--- About this task ---
What lines in the entries hold the string "vector"? List them.

═══ Source material

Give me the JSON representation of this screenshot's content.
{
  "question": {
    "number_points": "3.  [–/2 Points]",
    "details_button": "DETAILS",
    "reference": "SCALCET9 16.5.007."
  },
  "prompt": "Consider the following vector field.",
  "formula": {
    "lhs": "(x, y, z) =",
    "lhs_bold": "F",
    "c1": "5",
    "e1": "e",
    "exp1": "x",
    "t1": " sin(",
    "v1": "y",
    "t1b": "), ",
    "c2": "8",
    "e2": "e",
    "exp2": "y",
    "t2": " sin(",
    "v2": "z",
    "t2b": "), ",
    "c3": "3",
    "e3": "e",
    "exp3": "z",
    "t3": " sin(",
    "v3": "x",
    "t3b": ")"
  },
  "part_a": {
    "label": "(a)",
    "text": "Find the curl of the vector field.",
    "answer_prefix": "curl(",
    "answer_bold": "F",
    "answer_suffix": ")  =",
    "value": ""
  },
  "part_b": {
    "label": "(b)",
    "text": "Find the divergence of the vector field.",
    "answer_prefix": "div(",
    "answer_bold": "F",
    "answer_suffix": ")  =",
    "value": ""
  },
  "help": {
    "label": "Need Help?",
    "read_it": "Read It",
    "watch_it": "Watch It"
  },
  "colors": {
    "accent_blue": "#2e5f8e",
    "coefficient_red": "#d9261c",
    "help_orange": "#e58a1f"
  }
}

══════

--- Reply ---
  "prompt": "Consider the following vector field.",
    "text": "Find the curl of the vector field.",
    "text": "Find the divergence of the vector field.",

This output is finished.